→ **What the task asks**
Would you please output all the records exactly as given? Pictures should not appear in the copy.

→ **Supplied records**
———
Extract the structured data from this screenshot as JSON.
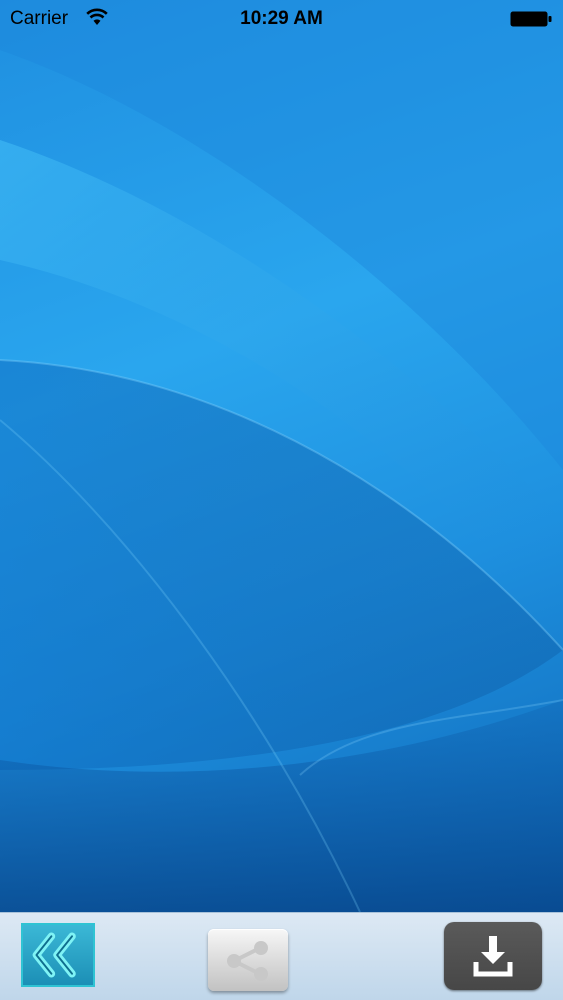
{
  "status_bar": {
    "carrier": "Carrier",
    "time": "10:29 AM",
    "wifi_icon": "wifi-icon",
    "battery_icon": "battery-icon"
  },
  "wallpaper": {
    "description_icon": "abstract-blue-wave-wallpaper",
    "colors": [
      "#1f8fe0",
      "#2aa6ee",
      "#0b5fae"
    ]
  },
  "toolbar": {
    "back_icon": "double-chevron-left-icon",
    "share_icon": "share-icon",
    "download_icon": "download-icon",
    "colors": {
      "back": "#2fc3d3",
      "share": "#d9d9d9",
      "download": "#4f4f4f"
    }
  }
}
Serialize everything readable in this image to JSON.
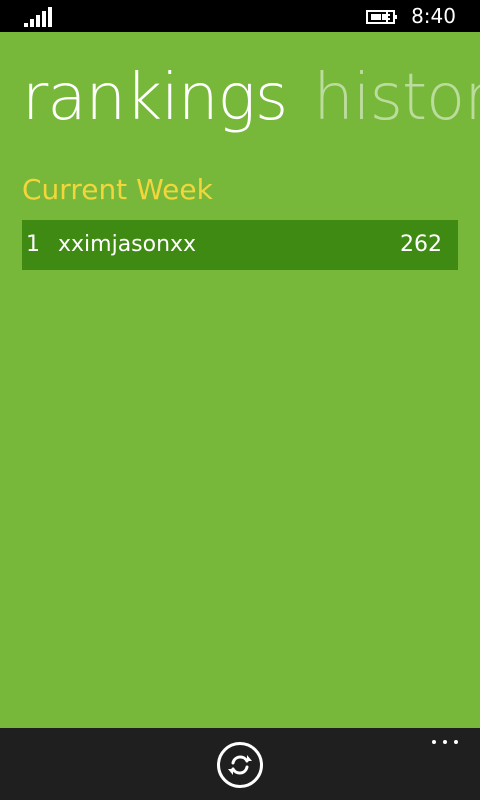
{
  "status_bar": {
    "time": "8:40",
    "signal_icon": "signal-strength-icon",
    "battery_icon": "battery-charging-icon"
  },
  "pivot": {
    "items": [
      {
        "label": "rankings",
        "active": true
      },
      {
        "label": "histor",
        "active": false
      }
    ]
  },
  "current_week": {
    "title": "Current Week",
    "rows": [
      {
        "rank": "1",
        "name": "xximjasonxx",
        "score": "262"
      }
    ]
  },
  "app_bar": {
    "refresh_icon": "refresh-icon",
    "more_icon": "more-dots-icon"
  },
  "colors": {
    "background": "#77b83a",
    "row": "#3f8a12",
    "accent": "#f2d63b",
    "app_bar": "#1f1f1f"
  }
}
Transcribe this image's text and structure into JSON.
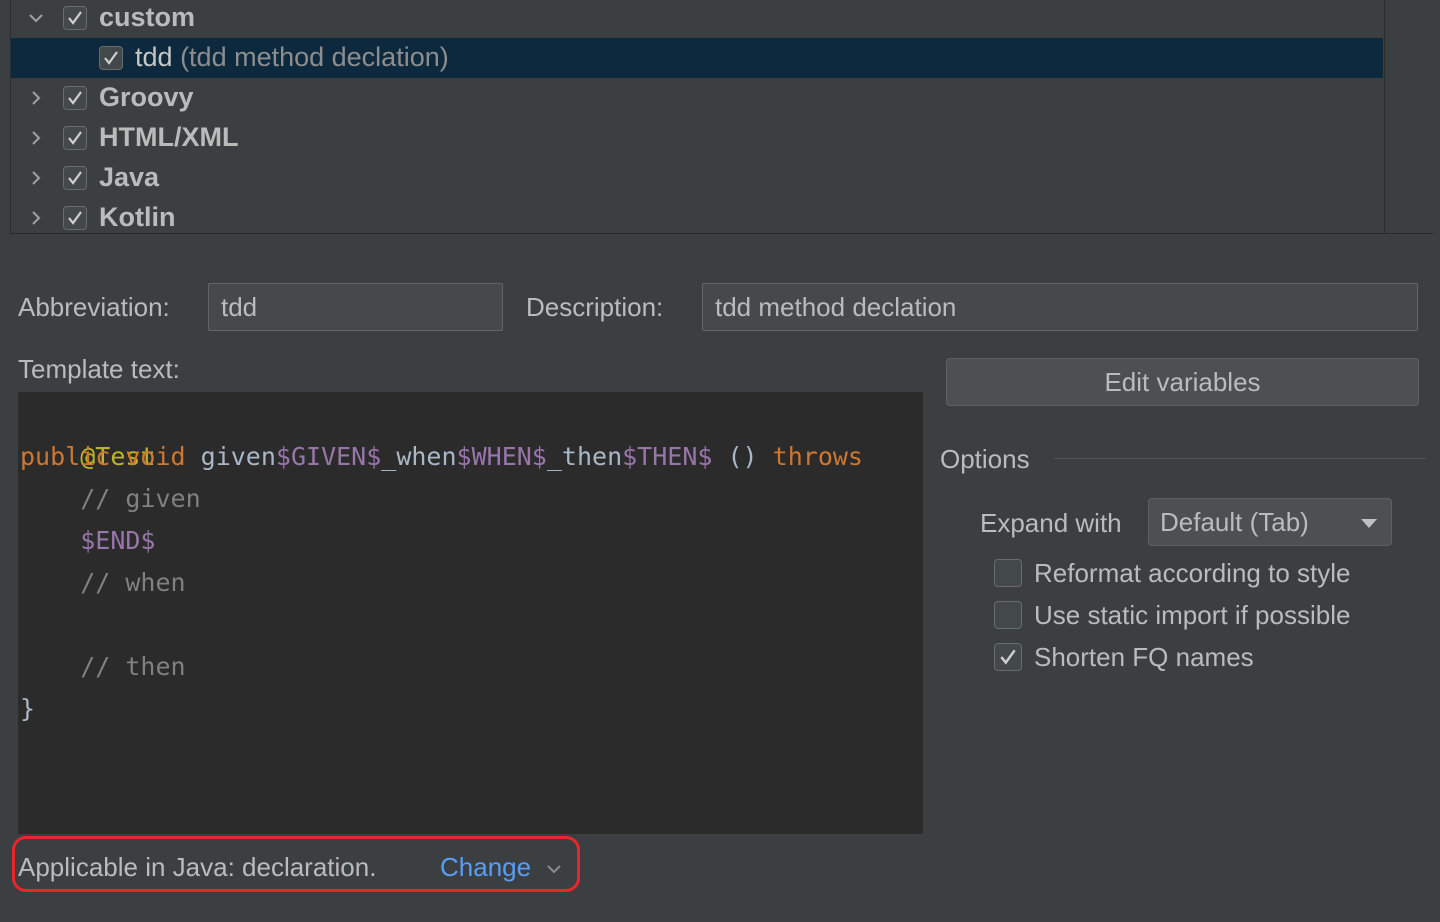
{
  "tree": {
    "items": [
      {
        "label": "custom",
        "expanded": true,
        "checked": true,
        "level": 0
      },
      {
        "label": "tdd",
        "description": "(tdd method declation)",
        "checked": true,
        "level": 1,
        "selected": true
      },
      {
        "label": "Groovy",
        "expanded": false,
        "checked": true,
        "level": 0
      },
      {
        "label": "HTML/XML",
        "expanded": false,
        "checked": true,
        "level": 0
      },
      {
        "label": "Java",
        "expanded": false,
        "checked": true,
        "level": 0
      },
      {
        "label": "Kotlin",
        "expanded": false,
        "checked": true,
        "level": 0
      }
    ]
  },
  "form": {
    "abbreviation_label": "Abbreviation:",
    "abbreviation_value": "tdd",
    "description_label": "Description:",
    "description_value": "tdd method declation",
    "template_text_label": "Template text:"
  },
  "editor": {
    "lines": [
      "@Test",
      "public void given$GIVEN$_when$WHEN$_then$THEN$ () throws",
      "    // given",
      "    $END$",
      "    // when",
      "",
      "    // then",
      "}"
    ],
    "tokens": {
      "l1_ann": "@Test",
      "l2_public": "public",
      "l2_void": "void",
      "l2_given": "given",
      "l2_var_given": "$GIVEN$",
      "l2_when": "_when",
      "l2_var_when": "$WHEN$",
      "l2_then": "_then",
      "l2_var_then": "$THEN$",
      "l2_parens": "()",
      "l2_throws": "throws",
      "l3": "// given",
      "l4": "$END$",
      "l5": "// when",
      "l7": "// then",
      "l8": "}"
    }
  },
  "right": {
    "edit_variables_label": "Edit variables",
    "options_title": "Options",
    "expand_with_label": "Expand with",
    "expand_with_value": "Default (Tab)",
    "options": [
      {
        "label": "Reformat according to style",
        "checked": false
      },
      {
        "label": "Use static import if possible",
        "checked": false
      },
      {
        "label": "Shorten FQ names",
        "checked": true
      }
    ]
  },
  "footer": {
    "applicable_text": "Applicable in Java: declaration.",
    "change_label": "Change"
  },
  "colors": {
    "background": "#3c3f41",
    "editor_background": "#2b2b2b",
    "selection": "#0d293e",
    "keyword": "#cc7832",
    "template_variable": "#9876aa",
    "comment": "#808080",
    "annotation": "#bbb529",
    "link": "#589df6",
    "highlight_border": "#e8272c"
  },
  "icons": {
    "expanded": "chevron-down-icon",
    "collapsed": "chevron-right-icon",
    "checked": "checkmark-icon",
    "dropdown": "dropdown-arrow-icon"
  }
}
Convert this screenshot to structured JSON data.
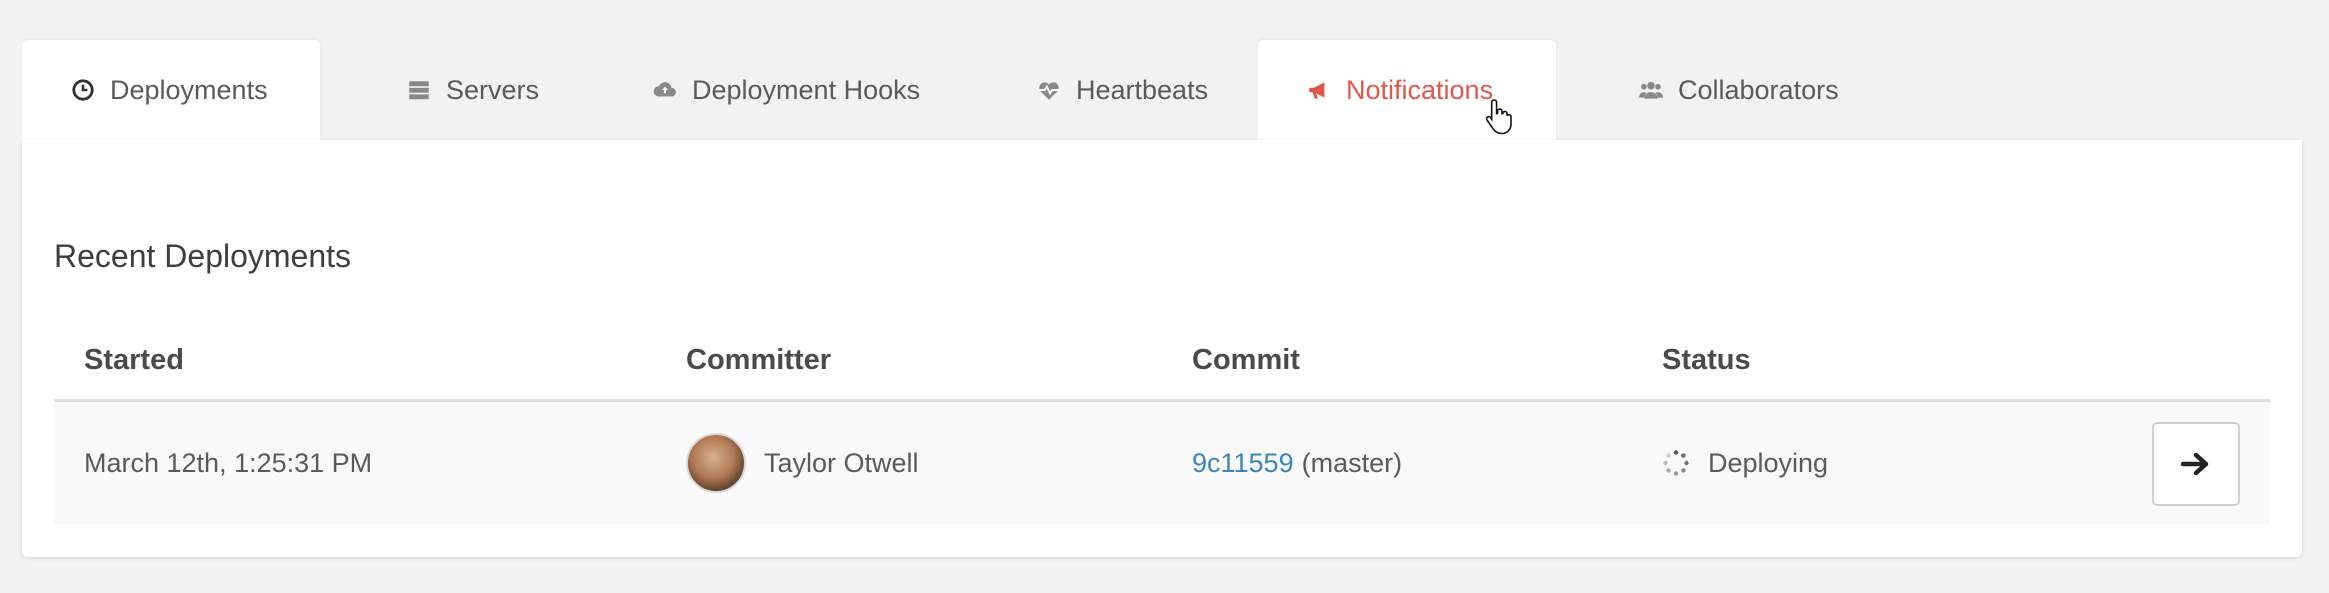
{
  "tabs": [
    {
      "label": "Deployments",
      "icon": "clock-icon"
    },
    {
      "label": "Servers",
      "icon": "server-icon"
    },
    {
      "label": "Deployment Hooks",
      "icon": "cloud-upload-icon"
    },
    {
      "label": "Heartbeats",
      "icon": "heartbeat-icon"
    },
    {
      "label": "Notifications",
      "icon": "bullhorn-icon"
    },
    {
      "label": "Collaborators",
      "icon": "users-icon"
    }
  ],
  "section": {
    "title": "Recent Deployments"
  },
  "table": {
    "headers": [
      "Started",
      "Committer",
      "Commit",
      "Status"
    ],
    "rows": [
      {
        "started": "March 12th, 1:25:31 PM",
        "committer": "Taylor Otwell",
        "commit_hash": "9c11559",
        "branch": "(master)",
        "status": "Deploying"
      }
    ]
  },
  "colors": {
    "accent": "#e2574c",
    "link": "#3a86b9"
  }
}
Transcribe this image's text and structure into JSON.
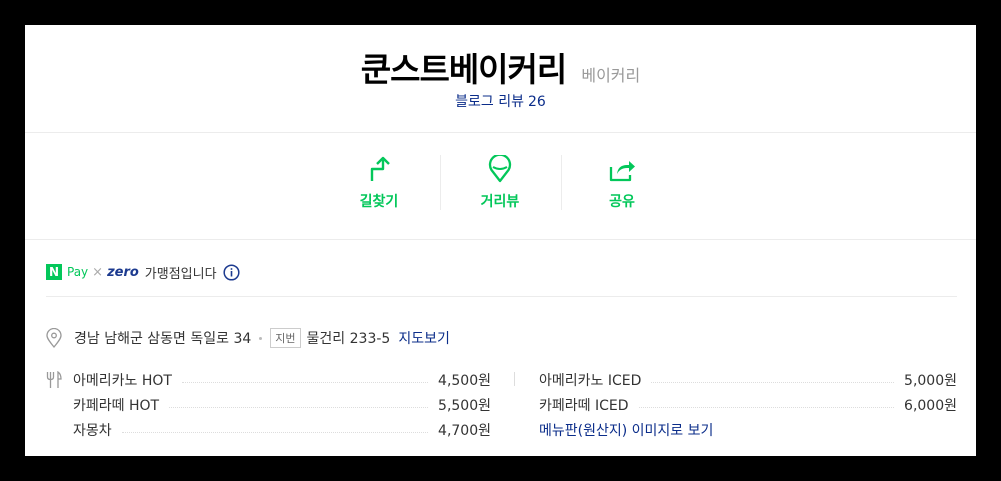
{
  "place": {
    "name": "쿤스트베이커리",
    "category": "베이커리",
    "review_label": "블로그 리뷰",
    "review_count": "26"
  },
  "actions": [
    {
      "label": "길찾기",
      "icon": "directions-icon"
    },
    {
      "label": "거리뷰",
      "icon": "street-view-icon"
    },
    {
      "label": "공유",
      "icon": "share-icon"
    }
  ],
  "pay": {
    "npay_mark": "N",
    "npay_text": "Pay",
    "times": "×",
    "zero": "zero",
    "merchant_text": "가맹점입니다"
  },
  "address": {
    "road": "경남 남해군 삼동면 독일로 34",
    "jibun_badge": "지번",
    "jibun": "물건리 233-5",
    "map_link": "지도보기"
  },
  "menu": {
    "left": [
      {
        "name": "아메리카노 HOT",
        "price": "4,500원"
      },
      {
        "name": "카페라떼 HOT",
        "price": "5,500원"
      },
      {
        "name": "자몽차",
        "price": "4,700원"
      }
    ],
    "right": [
      {
        "name": "아메리카노 ICED",
        "price": "5,000원"
      },
      {
        "name": "카페라떼 ICED",
        "price": "6,000원"
      }
    ],
    "menu_image_link": "메뉴판(원산지) 이미지로 보기"
  },
  "colors": {
    "accent_green": "#03c75a",
    "link_blue": "#0b2d8a"
  }
}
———
→ **Task response**
Extract the structured data from this screenshot as JSON.
{
  "status_bar": {
    "carrier": "Carrier",
    "time": "10:29 AM",
    "wifi_icon": "wifi-icon",
    "battery_icon": "battery-icon"
  },
  "wallpaper": {
    "description_icon": "abstract-blue-wave-wallpaper",
    "colors": [
      "#1f8fe0",
      "#2aa6ee",
      "#0b5fae"
    ]
  },
  "toolbar": {
    "back_icon": "double-chevron-left-icon",
    "share_icon": "share-icon",
    "download_icon": "download-icon",
    "colors": {
      "back": "#2fc3d3",
      "share": "#d9d9d9",
      "download": "#4f4f4f"
    }
  }
}
Serialize everything readable in this image to JSON.
{
  "status_bar": {
    "time": "8:40",
    "signal_icon": "signal-strength-icon",
    "battery_icon": "battery-charging-icon"
  },
  "pivot": {
    "items": [
      {
        "label": "rankings",
        "active": true
      },
      {
        "label": "histor",
        "active": false
      }
    ]
  },
  "current_week": {
    "title": "Current Week",
    "rows": [
      {
        "rank": "1",
        "name": "xximjasonxx",
        "score": "262"
      }
    ]
  },
  "app_bar": {
    "refresh_icon": "refresh-icon",
    "more_icon": "more-dots-icon"
  },
  "colors": {
    "background": "#77b83a",
    "row": "#3f8a12",
    "accent": "#f2d63b",
    "app_bar": "#1f1f1f"
  }
}
Transcribe this image's text and structure into JSON.
{
  "tree": {
    "items": [
      {
        "label": "custom",
        "expanded": true,
        "checked": true,
        "level": 0
      },
      {
        "label": "tdd",
        "description": "(tdd method declation)",
        "checked": true,
        "level": 1,
        "selected": true
      },
      {
        "label": "Groovy",
        "expanded": false,
        "checked": true,
        "level": 0
      },
      {
        "label": "HTML/XML",
        "expanded": false,
        "checked": true,
        "level": 0
      },
      {
        "label": "Java",
        "expanded": false,
        "checked": true,
        "level": 0
      },
      {
        "label": "Kotlin",
        "expanded": false,
        "checked": true,
        "level": 0
      }
    ]
  },
  "form": {
    "abbreviation_label": "Abbreviation:",
    "abbreviation_value": "tdd",
    "description_label": "Description:",
    "description_value": "tdd method declation",
    "template_text_label": "Template text:"
  },
  "editor": {
    "lines": [
      "@Test",
      "public void given$GIVEN$_when$WHEN$_then$THEN$ () throws",
      "    // given",
      "    $END$",
      "    // when",
      "",
      "    // then",
      "}"
    ],
    "tokens": {
      "l1_ann": "@Test",
      "l2_public": "public",
      "l2_void": "void",
      "l2_given": "given",
      "l2_var_given": "$GIVEN$",
      "l2_when": "_when",
      "l2_var_when": "$WHEN$",
      "l2_then": "_then",
      "l2_var_then": "$THEN$",
      "l2_parens": "()",
      "l2_throws": "throws",
      "l3": "// given",
      "l4": "$END$",
      "l5": "// when",
      "l7": "// then",
      "l8": "}"
    }
  },
  "right": {
    "edit_variables_label": "Edit variables",
    "options_title": "Options",
    "expand_with_label": "Expand with",
    "expand_with_value": "Default (Tab)",
    "options": [
      {
        "label": "Reformat according to style",
        "checked": false
      },
      {
        "label": "Use static import if possible",
        "checked": false
      },
      {
        "label": "Shorten FQ names",
        "checked": true
      }
    ]
  },
  "footer": {
    "applicable_text": "Applicable in Java: declaration.",
    "change_label": "Change"
  },
  "colors": {
    "background": "#3c3f41",
    "editor_background": "#2b2b2b",
    "selection": "#0d293e",
    "keyword": "#cc7832",
    "template_variable": "#9876aa",
    "comment": "#808080",
    "annotation": "#bbb529",
    "link": "#589df6",
    "highlight_border": "#e8272c"
  },
  "icons": {
    "expanded": "chevron-down-icon",
    "collapsed": "chevron-right-icon",
    "checked": "checkmark-icon",
    "dropdown": "dropdown-arrow-icon"
  }
}
Convert this screenshot to structured JSON data.
{
  "tabs": [
    {
      "label": "Deployments",
      "icon": "clock-icon"
    },
    {
      "label": "Servers",
      "icon": "server-icon"
    },
    {
      "label": "Deployment Hooks",
      "icon": "cloud-upload-icon"
    },
    {
      "label": "Heartbeats",
      "icon": "heartbeat-icon"
    },
    {
      "label": "Notifications",
      "icon": "bullhorn-icon"
    },
    {
      "label": "Collaborators",
      "icon": "users-icon"
    }
  ],
  "section": {
    "title": "Recent Deployments"
  },
  "table": {
    "headers": [
      "Started",
      "Committer",
      "Commit",
      "Status"
    ],
    "rows": [
      {
        "started": "March 12th, 1:25:31 PM",
        "committer": "Taylor Otwell",
        "commit_hash": "9c11559",
        "branch": "(master)",
        "status": "Deploying"
      }
    ]
  },
  "colors": {
    "accent": "#e2574c",
    "link": "#3a86b9"
  }
}
Transcribe this image's text and structure into JSON.
{
  "place": {
    "name": "쿤스트베이커리",
    "category": "베이커리",
    "review_label": "블로그 리뷰",
    "review_count": "26"
  },
  "actions": [
    {
      "label": "길찾기",
      "icon": "directions-icon"
    },
    {
      "label": "거리뷰",
      "icon": "street-view-icon"
    },
    {
      "label": "공유",
      "icon": "share-icon"
    }
  ],
  "pay": {
    "npay_mark": "N",
    "npay_text": "Pay",
    "times": "×",
    "zero": "zero",
    "merchant_text": "가맹점입니다"
  },
  "address": {
    "road": "경남 남해군 삼동면 독일로 34",
    "jibun_badge": "지번",
    "jibun": "물건리 233-5",
    "map_link": "지도보기"
  },
  "menu": {
    "left": [
      {
        "name": "아메리카노 HOT",
        "price": "4,500원"
      },
      {
        "name": "카페라떼 HOT",
        "price": "5,500원"
      },
      {
        "name": "자몽차",
        "price": "4,700원"
      }
    ],
    "right": [
      {
        "name": "아메리카노 ICED",
        "price": "5,000원"
      },
      {
        "name": "카페라떼 ICED",
        "price": "6,000원"
      }
    ],
    "menu_image_link": "메뉴판(원산지) 이미지로 보기"
  },
  "colors": {
    "accent_green": "#03c75a",
    "link_blue": "#0b2d8a"
  }
}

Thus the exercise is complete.